-- ENTRIES SHOWN --

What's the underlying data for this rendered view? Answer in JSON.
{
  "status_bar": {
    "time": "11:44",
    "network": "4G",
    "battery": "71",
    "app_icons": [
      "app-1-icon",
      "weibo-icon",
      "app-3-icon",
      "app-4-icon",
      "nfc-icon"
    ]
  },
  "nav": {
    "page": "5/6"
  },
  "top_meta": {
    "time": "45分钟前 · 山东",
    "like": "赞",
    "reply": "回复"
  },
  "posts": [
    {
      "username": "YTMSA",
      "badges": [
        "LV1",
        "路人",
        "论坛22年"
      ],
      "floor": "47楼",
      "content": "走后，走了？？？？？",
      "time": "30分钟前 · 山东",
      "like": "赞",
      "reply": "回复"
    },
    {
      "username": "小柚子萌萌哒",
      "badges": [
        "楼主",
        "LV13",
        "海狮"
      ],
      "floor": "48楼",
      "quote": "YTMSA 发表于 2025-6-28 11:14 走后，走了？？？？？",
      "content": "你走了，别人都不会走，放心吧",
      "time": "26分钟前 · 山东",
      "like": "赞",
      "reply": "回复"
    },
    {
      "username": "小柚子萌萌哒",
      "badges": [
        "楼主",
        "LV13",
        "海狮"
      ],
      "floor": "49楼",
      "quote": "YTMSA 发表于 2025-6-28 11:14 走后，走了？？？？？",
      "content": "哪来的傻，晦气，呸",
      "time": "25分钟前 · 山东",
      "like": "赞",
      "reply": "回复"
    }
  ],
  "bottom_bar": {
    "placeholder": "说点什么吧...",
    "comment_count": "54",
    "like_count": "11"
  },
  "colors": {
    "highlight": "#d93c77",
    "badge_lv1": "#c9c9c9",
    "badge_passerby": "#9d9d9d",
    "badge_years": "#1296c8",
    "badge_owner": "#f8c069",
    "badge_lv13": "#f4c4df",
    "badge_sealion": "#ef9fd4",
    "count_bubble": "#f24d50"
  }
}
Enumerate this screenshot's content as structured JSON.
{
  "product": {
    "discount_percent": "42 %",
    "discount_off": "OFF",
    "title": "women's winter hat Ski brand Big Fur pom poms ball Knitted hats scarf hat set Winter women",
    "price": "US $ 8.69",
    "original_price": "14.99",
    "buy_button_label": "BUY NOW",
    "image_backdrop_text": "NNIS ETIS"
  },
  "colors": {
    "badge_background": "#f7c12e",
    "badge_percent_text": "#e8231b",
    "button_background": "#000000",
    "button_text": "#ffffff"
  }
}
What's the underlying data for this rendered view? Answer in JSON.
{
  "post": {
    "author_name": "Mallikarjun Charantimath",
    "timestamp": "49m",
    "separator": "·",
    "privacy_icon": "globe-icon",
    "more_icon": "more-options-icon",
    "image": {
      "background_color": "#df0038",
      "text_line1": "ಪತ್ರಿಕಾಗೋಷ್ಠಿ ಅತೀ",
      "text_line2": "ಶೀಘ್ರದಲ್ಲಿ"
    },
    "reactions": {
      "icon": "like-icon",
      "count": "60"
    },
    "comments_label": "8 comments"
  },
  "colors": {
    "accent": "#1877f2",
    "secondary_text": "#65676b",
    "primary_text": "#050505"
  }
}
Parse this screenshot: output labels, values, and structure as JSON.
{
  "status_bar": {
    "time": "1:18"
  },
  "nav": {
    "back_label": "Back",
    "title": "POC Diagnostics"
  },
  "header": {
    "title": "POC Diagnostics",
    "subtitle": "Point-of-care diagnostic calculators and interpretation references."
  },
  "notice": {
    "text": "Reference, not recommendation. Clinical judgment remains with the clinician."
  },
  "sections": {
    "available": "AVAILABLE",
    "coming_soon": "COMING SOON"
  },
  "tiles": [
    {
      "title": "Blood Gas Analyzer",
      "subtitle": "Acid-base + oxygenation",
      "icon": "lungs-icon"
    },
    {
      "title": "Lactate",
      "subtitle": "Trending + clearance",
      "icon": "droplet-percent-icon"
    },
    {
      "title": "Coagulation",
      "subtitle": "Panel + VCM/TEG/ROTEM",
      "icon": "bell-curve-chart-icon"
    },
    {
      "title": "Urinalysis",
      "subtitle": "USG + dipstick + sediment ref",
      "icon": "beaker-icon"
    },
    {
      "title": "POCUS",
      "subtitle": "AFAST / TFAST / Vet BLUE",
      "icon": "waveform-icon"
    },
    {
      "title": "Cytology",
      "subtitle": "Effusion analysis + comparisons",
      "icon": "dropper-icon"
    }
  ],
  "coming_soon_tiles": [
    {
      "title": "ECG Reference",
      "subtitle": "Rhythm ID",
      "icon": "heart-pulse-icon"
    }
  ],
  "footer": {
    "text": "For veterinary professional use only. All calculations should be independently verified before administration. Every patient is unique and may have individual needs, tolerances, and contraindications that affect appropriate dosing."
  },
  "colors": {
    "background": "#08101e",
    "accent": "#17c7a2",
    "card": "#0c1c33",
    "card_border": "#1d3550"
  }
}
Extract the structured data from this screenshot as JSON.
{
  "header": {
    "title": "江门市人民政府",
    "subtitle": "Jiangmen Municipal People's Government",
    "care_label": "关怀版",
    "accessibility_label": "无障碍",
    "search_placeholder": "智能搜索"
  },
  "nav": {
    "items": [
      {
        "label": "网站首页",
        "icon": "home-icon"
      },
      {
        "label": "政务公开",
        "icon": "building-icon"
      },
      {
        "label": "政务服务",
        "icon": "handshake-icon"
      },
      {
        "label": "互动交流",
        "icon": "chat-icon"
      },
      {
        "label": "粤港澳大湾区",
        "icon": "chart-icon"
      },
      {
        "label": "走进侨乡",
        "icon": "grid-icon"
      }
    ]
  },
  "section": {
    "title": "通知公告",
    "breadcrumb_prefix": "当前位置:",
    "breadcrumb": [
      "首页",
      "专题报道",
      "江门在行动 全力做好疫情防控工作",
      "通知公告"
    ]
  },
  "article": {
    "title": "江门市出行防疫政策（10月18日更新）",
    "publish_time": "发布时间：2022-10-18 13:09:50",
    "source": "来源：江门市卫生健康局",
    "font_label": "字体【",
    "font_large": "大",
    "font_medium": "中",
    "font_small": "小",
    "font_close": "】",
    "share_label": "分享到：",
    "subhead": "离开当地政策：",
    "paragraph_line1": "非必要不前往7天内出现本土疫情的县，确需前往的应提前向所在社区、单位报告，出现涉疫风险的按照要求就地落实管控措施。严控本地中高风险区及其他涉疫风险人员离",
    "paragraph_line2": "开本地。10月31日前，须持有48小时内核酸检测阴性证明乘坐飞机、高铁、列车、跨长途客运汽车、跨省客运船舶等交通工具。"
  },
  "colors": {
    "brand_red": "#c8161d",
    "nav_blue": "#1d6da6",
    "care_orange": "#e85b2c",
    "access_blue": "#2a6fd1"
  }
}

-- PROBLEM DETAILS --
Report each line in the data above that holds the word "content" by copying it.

-- WRITTEN REPLY --
      "content": "走后，走了？？？？？",
      "content": "你走了，别人都不会走，放心吧",
      "content": "哪来的傻，晦气，呸",
Enumerate this screenshot's content as structured JSON.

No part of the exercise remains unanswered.